DESCRIPTION OF THE TASK →
Each line of the data below that includes the string "icon" must be copied.

------------------------------------------------------------------------

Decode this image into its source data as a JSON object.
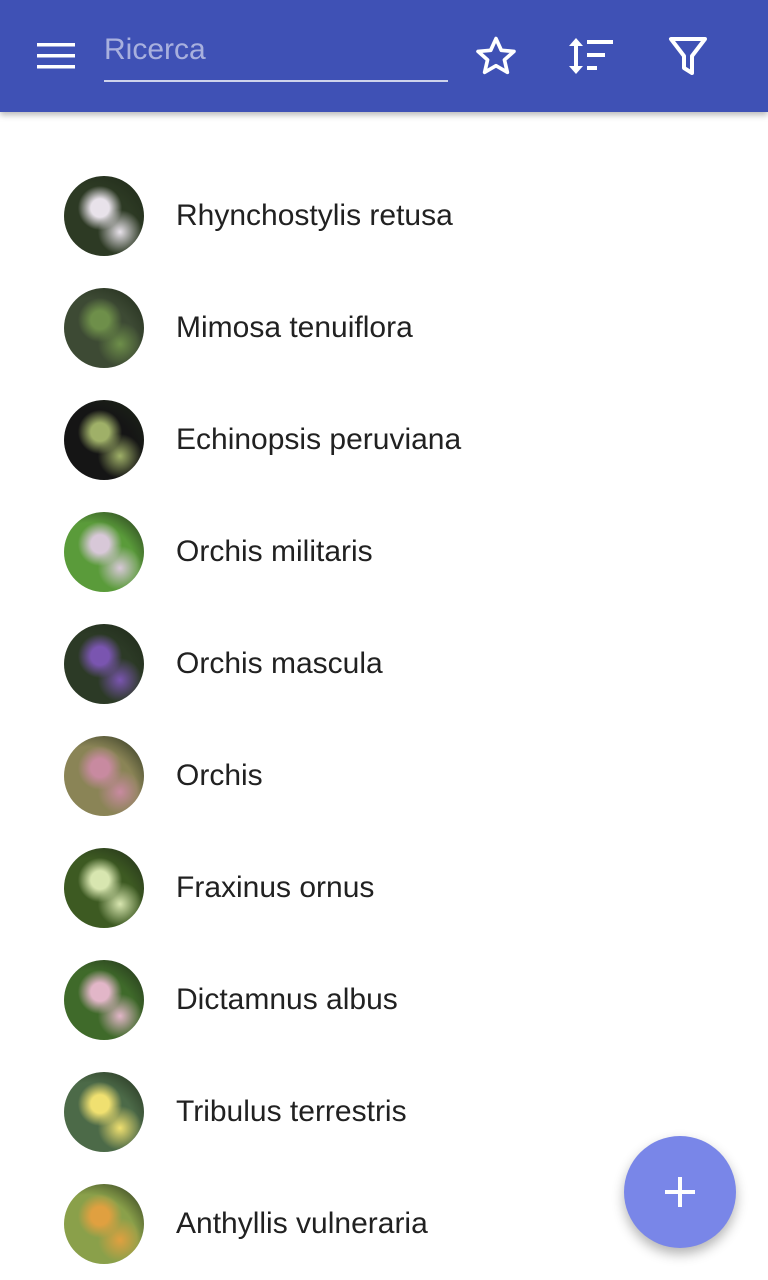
{
  "toolbar": {
    "menu_icon": "menu-icon",
    "search": {
      "placeholder": "Ricerca",
      "value": ""
    },
    "favorite_icon": "star-outline-icon",
    "sort_icon": "sort-icon",
    "filter_icon": "filter-icon"
  },
  "plants": [
    {
      "name": "Rhynchostylis retusa",
      "thumb_colors": [
        "#2d3a24",
        "#e8e2ea"
      ]
    },
    {
      "name": "Mimosa tenuiflora",
      "thumb_colors": [
        "#3d4a34",
        "#6e8f4a"
      ]
    },
    {
      "name": "Echinopsis peruviana",
      "thumb_colors": [
        "#151515",
        "#9fb068"
      ]
    },
    {
      "name": "Orchis militaris",
      "thumb_colors": [
        "#5a9b3a",
        "#d8c8d8"
      ]
    },
    {
      "name": "Orchis mascula",
      "thumb_colors": [
        "#2c3a26",
        "#7a55b0"
      ]
    },
    {
      "name": "Orchis",
      "thumb_colors": [
        "#8a8456",
        "#c88aa0"
      ]
    },
    {
      "name": "Fraxinus ornus",
      "thumb_colors": [
        "#3d5a22",
        "#d8e6b0"
      ]
    },
    {
      "name": "Dictamnus albus",
      "thumb_colors": [
        "#3f6a2a",
        "#e2b6c8"
      ]
    },
    {
      "name": "Tribulus terrestris",
      "thumb_colors": [
        "#4c6a48",
        "#f0e070"
      ]
    },
    {
      "name": "Anthyllis vulneraria",
      "thumb_colors": [
        "#8aa04a",
        "#e0a040"
      ]
    }
  ],
  "fab": {
    "icon": "plus-icon",
    "color": "#7986e8"
  },
  "colors": {
    "appbar": "#3f51b5",
    "text": "#212121"
  }
}
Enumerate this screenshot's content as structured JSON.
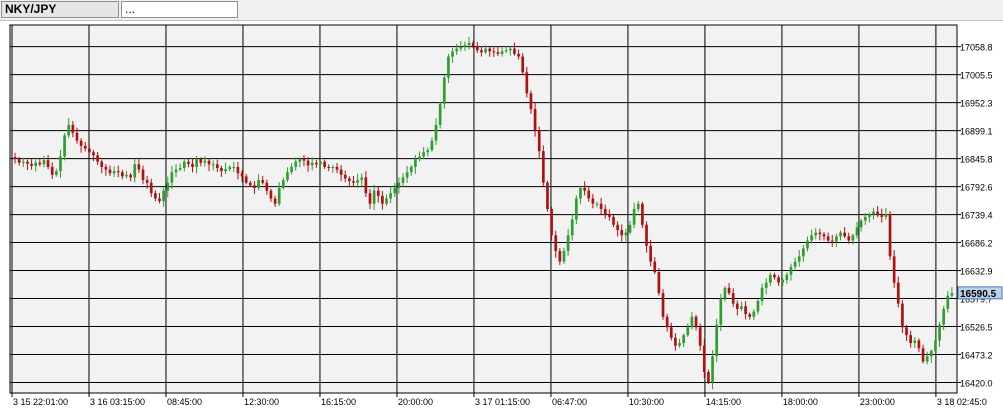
{
  "tabs": [
    {
      "label": "NKY/JPY",
      "active": true
    },
    {
      "label": "...",
      "active": false
    }
  ],
  "colors": {
    "background": "#f2f2f2",
    "grid": "#000000",
    "up": "#2e9e2e",
    "down": "#b01010",
    "current_price_bg": "#b9d1ea"
  },
  "chart_data": {
    "type": "candlestick",
    "symbol": "NKY/JPY",
    "ylim": [
      16400,
      17100
    ],
    "y_ticks": [
      "17058.8",
      "17005.5",
      "16952.3",
      "16899.1",
      "16845.8",
      "16792.6",
      "16739.4",
      "16686.2",
      "16632.9",
      "16579.7",
      "16526.5",
      "16473.2",
      "16420.0"
    ],
    "x_ticks": [
      "3 15 22:01:00",
      "3 16 03:15:00",
      "08:45:00",
      "12:30:00",
      "16:15:00",
      "20:00:00",
      "3 17 01:15:00",
      "06:47:00",
      "10:30:00",
      "14:15:00",
      "18:00:00",
      "23:00:00",
      "3 18 02:45:0"
    ],
    "current_price": "16590.5",
    "grid": true,
    "closes": [
      16845,
      16838,
      16840,
      16836,
      16832,
      16838,
      16835,
      16843,
      16830,
      16815,
      16822,
      16850,
      16890,
      16910,
      16895,
      16880,
      16870,
      16865,
      16858,
      16852,
      16840,
      16830,
      16825,
      16818,
      16822,
      16820,
      16812,
      16815,
      16810,
      16835,
      16825,
      16805,
      16800,
      16780,
      16770,
      16765,
      16785,
      16800,
      16820,
      16825,
      16828,
      16840,
      16836,
      16830,
      16845,
      16838,
      16842,
      16835,
      16835,
      16828,
      16822,
      16826,
      16830,
      16830,
      16818,
      16812,
      16800,
      16795,
      16790,
      16805,
      16800,
      16785,
      16770,
      16760,
      16790,
      16805,
      16820,
      16830,
      16840,
      16845,
      16842,
      16833,
      16838,
      16835,
      16840,
      16830,
      16828,
      16830,
      16825,
      16815,
      16808,
      16803,
      16800,
      16805,
      16810,
      16780,
      16760,
      16785,
      16775,
      16760,
      16770,
      16780,
      16790,
      16800,
      16810,
      16820,
      16830,
      16845,
      16850,
      16858,
      16862,
      16880,
      16910,
      16950,
      17000,
      17040,
      17050,
      17055,
      17058,
      17062,
      17066,
      17060,
      17052,
      17048,
      17055,
      17050,
      17048,
      17045,
      17050,
      17052,
      17055,
      17045,
      17040,
      17010,
      16970,
      16940,
      16900,
      16860,
      16800,
      16750,
      16700,
      16670,
      16650,
      16670,
      16700,
      16730,
      16770,
      16790,
      16785,
      16770,
      16760,
      16760,
      16750,
      16740,
      16735,
      16720,
      16710,
      16700,
      16705,
      16720,
      16750,
      16760,
      16720,
      16680,
      16650,
      16630,
      16590,
      16545,
      16525,
      16505,
      16490,
      16495,
      16510,
      16525,
      16545,
      16525,
      16490,
      16440,
      16420,
      16470,
      16530,
      16580,
      16600,
      16590,
      16570,
      16560,
      16565,
      16550,
      16545,
      16555,
      16575,
      16600,
      16610,
      16625,
      16620,
      16610,
      16615,
      16625,
      16640,
      16650,
      16660,
      16675,
      16690,
      16700,
      16705,
      16702,
      16698,
      16690,
      16688,
      16698,
      16705,
      16698,
      16690,
      16700,
      16715,
      16728,
      16735,
      16740,
      16745,
      16738,
      16735,
      16740,
      16660,
      16610,
      16570,
      16525,
      16510,
      16495,
      16500,
      16485,
      16460,
      16470,
      16480,
      16500,
      16530,
      16560,
      16585,
      16590
    ]
  }
}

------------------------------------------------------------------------

ANSWER TO THE PROBLEM →
    "menu_icon": "menu-icon",
    "favorite_icon": "star-outline-icon",
    "sort_icon": "sort-icon",
    "filter_icon": "filter-icon"
    "icon": "plus-icon",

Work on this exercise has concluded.